| PROMPT |
Would you copy out only the lines from the one with "Transcribe this image's" to the end of the records, exactly as they stand?

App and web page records
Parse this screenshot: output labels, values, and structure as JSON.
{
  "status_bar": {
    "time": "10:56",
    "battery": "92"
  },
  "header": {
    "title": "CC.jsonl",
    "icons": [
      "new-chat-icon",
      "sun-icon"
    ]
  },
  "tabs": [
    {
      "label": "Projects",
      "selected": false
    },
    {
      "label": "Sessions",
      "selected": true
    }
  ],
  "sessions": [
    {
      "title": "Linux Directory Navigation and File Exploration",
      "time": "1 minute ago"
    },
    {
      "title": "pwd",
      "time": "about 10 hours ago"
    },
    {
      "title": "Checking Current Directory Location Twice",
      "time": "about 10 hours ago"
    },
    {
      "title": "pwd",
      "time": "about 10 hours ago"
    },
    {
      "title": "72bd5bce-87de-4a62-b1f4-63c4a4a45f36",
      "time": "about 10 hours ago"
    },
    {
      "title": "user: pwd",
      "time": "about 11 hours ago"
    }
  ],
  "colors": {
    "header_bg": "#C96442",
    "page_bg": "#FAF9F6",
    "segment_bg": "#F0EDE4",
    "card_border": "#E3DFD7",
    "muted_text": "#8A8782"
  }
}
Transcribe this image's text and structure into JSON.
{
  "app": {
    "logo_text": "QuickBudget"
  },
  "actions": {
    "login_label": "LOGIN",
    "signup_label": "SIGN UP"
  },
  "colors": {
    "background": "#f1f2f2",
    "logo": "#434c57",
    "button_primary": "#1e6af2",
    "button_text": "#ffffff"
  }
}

| ANSWER SPACE |
Transcribe this image's text and structure into JSON.
{
  "app": {
    "logo_text": "QuickBudget"
  },
  "actions": {
    "login_label": "LOGIN",
    "signup_label": "SIGN UP"
  },
  "colors": {
    "background": "#f1f2f2",
    "logo": "#434c57",
    "button_primary": "#1e6af2",
    "button_text": "#ffffff"
  }
}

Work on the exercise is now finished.